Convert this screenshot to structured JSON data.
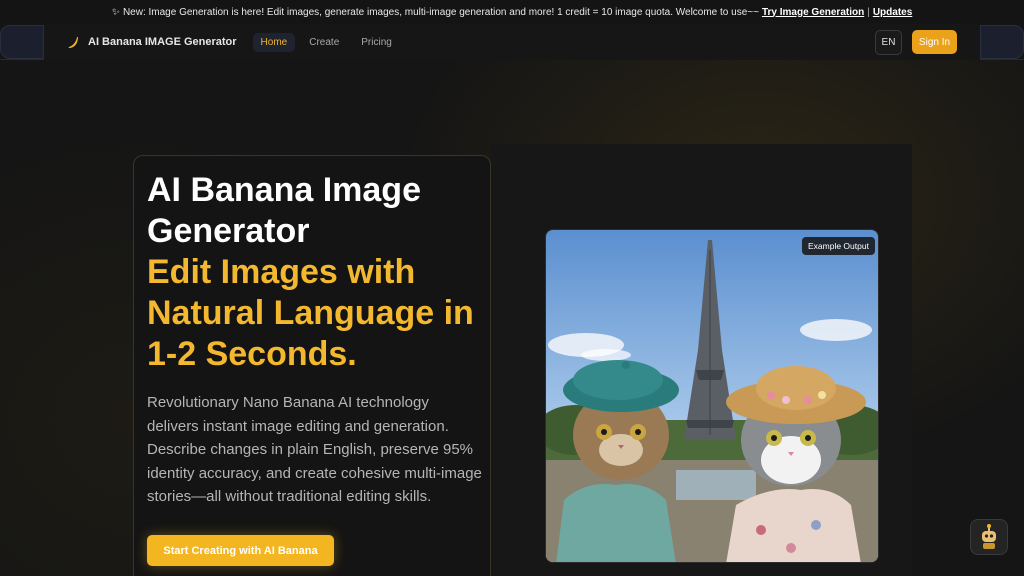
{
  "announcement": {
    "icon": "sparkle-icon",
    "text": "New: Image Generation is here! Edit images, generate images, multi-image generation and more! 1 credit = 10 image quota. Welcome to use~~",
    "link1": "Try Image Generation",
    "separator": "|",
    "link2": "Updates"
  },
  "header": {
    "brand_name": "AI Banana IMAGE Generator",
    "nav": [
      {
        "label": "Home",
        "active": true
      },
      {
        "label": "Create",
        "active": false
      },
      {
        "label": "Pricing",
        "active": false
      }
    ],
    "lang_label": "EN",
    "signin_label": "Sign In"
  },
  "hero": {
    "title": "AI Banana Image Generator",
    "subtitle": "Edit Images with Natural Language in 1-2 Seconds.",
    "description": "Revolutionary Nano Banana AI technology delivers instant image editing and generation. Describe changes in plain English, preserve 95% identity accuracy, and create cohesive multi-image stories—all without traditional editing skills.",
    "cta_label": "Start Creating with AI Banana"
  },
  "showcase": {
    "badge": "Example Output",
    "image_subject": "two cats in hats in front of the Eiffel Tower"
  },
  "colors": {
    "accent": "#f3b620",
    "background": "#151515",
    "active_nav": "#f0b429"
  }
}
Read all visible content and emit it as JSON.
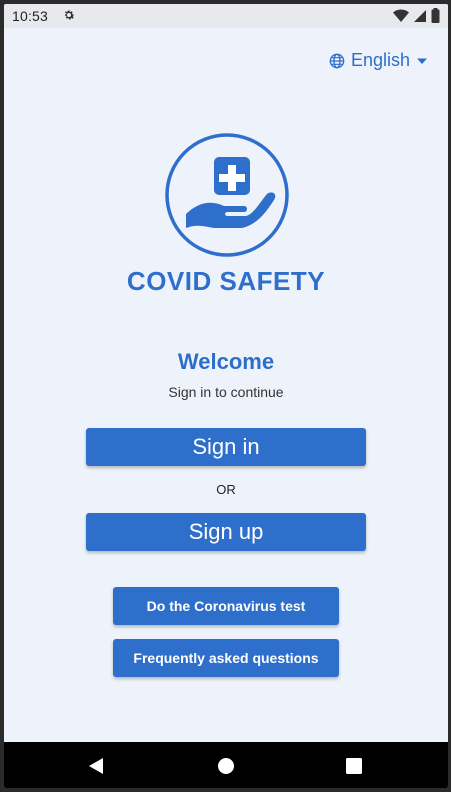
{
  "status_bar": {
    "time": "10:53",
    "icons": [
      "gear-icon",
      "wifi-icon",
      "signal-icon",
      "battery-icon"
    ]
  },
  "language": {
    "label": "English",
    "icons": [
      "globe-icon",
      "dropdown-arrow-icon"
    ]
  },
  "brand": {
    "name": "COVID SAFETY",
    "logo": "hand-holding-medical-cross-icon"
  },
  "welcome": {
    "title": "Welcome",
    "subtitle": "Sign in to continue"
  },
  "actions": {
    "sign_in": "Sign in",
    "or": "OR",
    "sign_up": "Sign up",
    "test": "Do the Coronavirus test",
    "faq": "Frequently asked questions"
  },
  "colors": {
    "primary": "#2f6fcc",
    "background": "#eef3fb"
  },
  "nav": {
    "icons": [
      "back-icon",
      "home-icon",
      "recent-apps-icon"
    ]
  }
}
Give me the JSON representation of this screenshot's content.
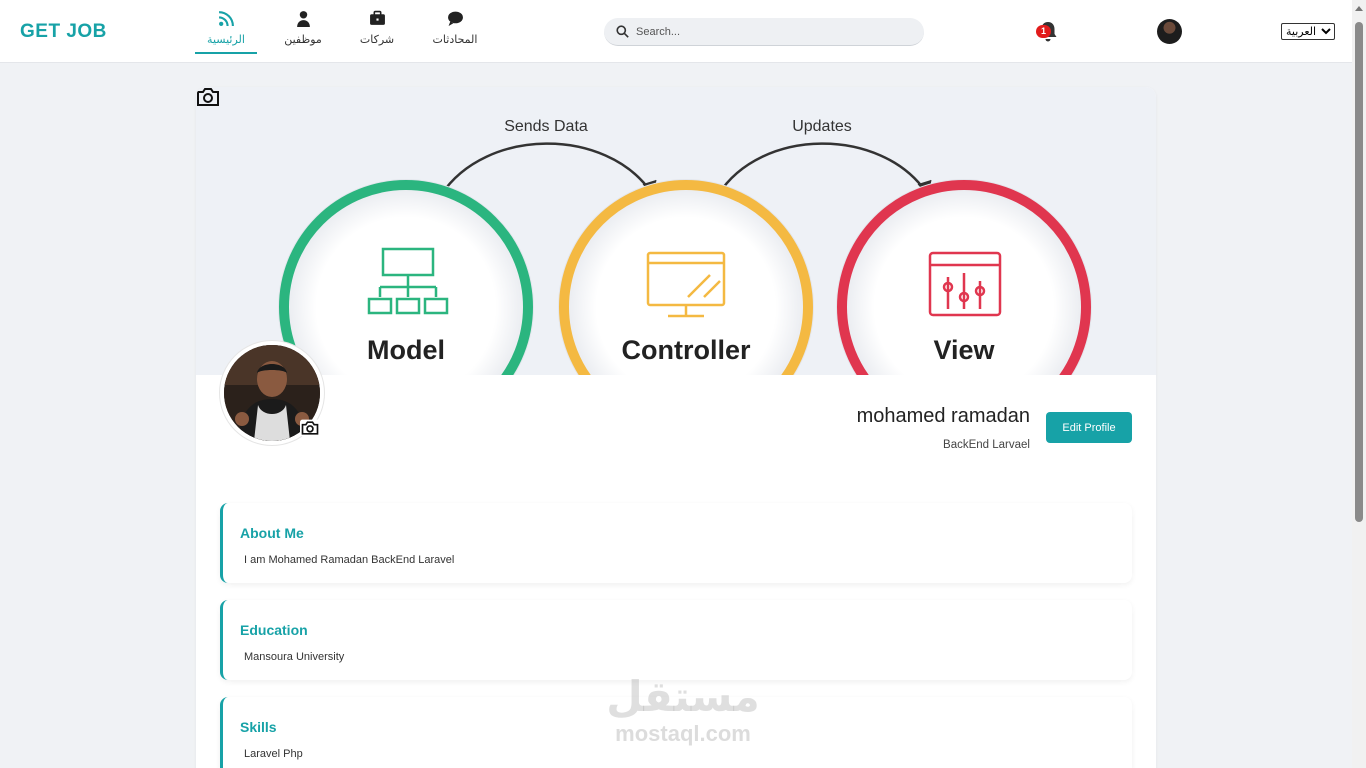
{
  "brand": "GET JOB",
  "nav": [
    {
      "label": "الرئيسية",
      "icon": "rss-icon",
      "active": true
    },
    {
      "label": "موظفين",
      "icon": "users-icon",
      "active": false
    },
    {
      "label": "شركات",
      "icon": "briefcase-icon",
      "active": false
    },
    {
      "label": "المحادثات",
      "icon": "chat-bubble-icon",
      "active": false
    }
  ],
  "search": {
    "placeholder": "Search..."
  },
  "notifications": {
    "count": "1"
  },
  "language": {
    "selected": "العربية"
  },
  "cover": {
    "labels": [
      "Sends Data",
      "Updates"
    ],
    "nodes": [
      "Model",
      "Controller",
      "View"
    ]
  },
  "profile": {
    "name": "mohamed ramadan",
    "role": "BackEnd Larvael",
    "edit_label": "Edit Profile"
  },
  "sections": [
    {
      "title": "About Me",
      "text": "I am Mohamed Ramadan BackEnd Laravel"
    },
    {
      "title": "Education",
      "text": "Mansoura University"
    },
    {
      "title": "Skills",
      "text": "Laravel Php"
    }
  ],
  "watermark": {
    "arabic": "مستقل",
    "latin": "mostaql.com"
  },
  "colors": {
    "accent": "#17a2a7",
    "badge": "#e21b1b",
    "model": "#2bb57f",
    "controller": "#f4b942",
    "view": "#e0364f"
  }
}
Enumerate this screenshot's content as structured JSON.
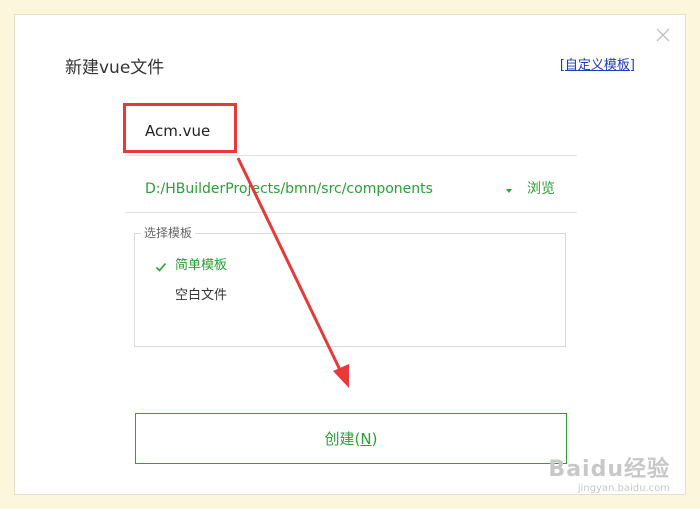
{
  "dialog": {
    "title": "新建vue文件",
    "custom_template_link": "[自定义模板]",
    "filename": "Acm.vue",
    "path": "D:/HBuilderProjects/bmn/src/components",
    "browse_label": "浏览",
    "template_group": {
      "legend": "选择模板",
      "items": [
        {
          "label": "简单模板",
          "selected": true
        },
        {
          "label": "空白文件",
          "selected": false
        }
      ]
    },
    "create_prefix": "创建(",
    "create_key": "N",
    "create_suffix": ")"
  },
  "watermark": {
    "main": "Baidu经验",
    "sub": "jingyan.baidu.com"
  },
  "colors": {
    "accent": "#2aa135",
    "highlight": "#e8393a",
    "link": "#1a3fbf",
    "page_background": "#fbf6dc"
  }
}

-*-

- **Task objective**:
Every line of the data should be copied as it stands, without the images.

- **Expected answer**:
Convert this screenshot to structured JSON data.
{
  "announcement": {
    "icon": "sparkle-icon",
    "text": "New: Image Generation is here! Edit images, generate images, multi-image generation and more! 1 credit = 10 image quota. Welcome to use~~",
    "link1": "Try Image Generation",
    "separator": "|",
    "link2": "Updates"
  },
  "header": {
    "brand_name": "AI Banana IMAGE Generator",
    "nav": [
      {
        "label": "Home",
        "active": true
      },
      {
        "label": "Create",
        "active": false
      },
      {
        "label": "Pricing",
        "active": false
      }
    ],
    "lang_label": "EN",
    "signin_label": "Sign In"
  },
  "hero": {
    "title": "AI Banana Image Generator",
    "subtitle": "Edit Images with Natural Language in 1-2 Seconds.",
    "description": "Revolutionary Nano Banana AI technology delivers instant image editing and generation. Describe changes in plain English, preserve 95% identity accuracy, and create cohesive multi-image stories—all without traditional editing skills.",
    "cta_label": "Start Creating with AI Banana"
  },
  "showcase": {
    "badge": "Example Output",
    "image_subject": "two cats in hats in front of the Eiffel Tower"
  },
  "colors": {
    "accent": "#f3b620",
    "background": "#151515",
    "active_nav": "#f0b429"
  }
}
Read all visible content and emit it as JSON.
{
  "status_bar": {
    "time": "10:53",
    "icons": [
      "gear-icon",
      "wifi-icon",
      "signal-icon",
      "battery-icon"
    ]
  },
  "language": {
    "label": "English",
    "icons": [
      "globe-icon",
      "dropdown-arrow-icon"
    ]
  },
  "brand": {
    "name": "COVID SAFETY",
    "logo": "hand-holding-medical-cross-icon"
  },
  "welcome": {
    "title": "Welcome",
    "subtitle": "Sign in to continue"
  },
  "actions": {
    "sign_in": "Sign in",
    "or": "OR",
    "sign_up": "Sign up",
    "test": "Do the Coronavirus test",
    "faq": "Frequently asked questions"
  },
  "colors": {
    "primary": "#2f6fcc",
    "background": "#eef3fb"
  },
  "nav": {
    "icons": [
      "back-icon",
      "home-icon",
      "recent-apps-icon"
    ]
  }
}
Give me the JSON representation of this screenshot's content.
{
  "brand": "GET JOB",
  "nav": [
    {
      "label": "الرئيسية",
      "icon": "rss-icon",
      "active": true
    },
    {
      "label": "موظفين",
      "icon": "users-icon",
      "active": false
    },
    {
      "label": "شركات",
      "icon": "briefcase-icon",
      "active": false
    },
    {
      "label": "المحادثات",
      "icon": "chat-bubble-icon",
      "active": false
    }
  ],
  "search": {
    "placeholder": "Search..."
  },
  "notifications": {
    "count": "1"
  },
  "language": {
    "selected": "العربية"
  },
  "cover": {
    "labels": [
      "Sends Data",
      "Updates"
    ],
    "nodes": [
      "Model",
      "Controller",
      "View"
    ]
  },
  "profile": {
    "name": "mohamed ramadan",
    "role": "BackEnd Larvael",
    "edit_label": "Edit Profile"
  },
  "sections": [
    {
      "title": "About Me",
      "text": "I am Mohamed Ramadan BackEnd Laravel"
    },
    {
      "title": "Education",
      "text": "Mansoura University"
    },
    {
      "title": "Skills",
      "text": "Laravel Php"
    }
  ],
  "watermark": {
    "arabic": "مستقل",
    "latin": "mostaql.com"
  },
  "colors": {
    "accent": "#17a2a7",
    "badge": "#e21b1b",
    "model": "#2bb57f",
    "controller": "#f4b942",
    "view": "#e0364f"
  }
}
Enumerate this screenshot's content as structured JSON.
{
  "dialog": {
    "title": "新建vue文件",
    "custom_template_link": "[自定义模板]",
    "filename": "Acm.vue",
    "path": "D:/HBuilderProjects/bmn/src/components",
    "browse_label": "浏览",
    "template_group": {
      "legend": "选择模板",
      "items": [
        {
          "label": "简单模板",
          "selected": true
        },
        {
          "label": "空白文件",
          "selected": false
        }
      ]
    },
    "create_prefix": "创建(",
    "create_key": "N",
    "create_suffix": ")"
  },
  "watermark": {
    "main": "Baidu经验",
    "sub": "jingyan.baidu.com"
  },
  "colors": {
    "accent": "#2aa135",
    "highlight": "#e8393a",
    "link": "#1a3fbf",
    "page_background": "#fbf6dc"
  }
}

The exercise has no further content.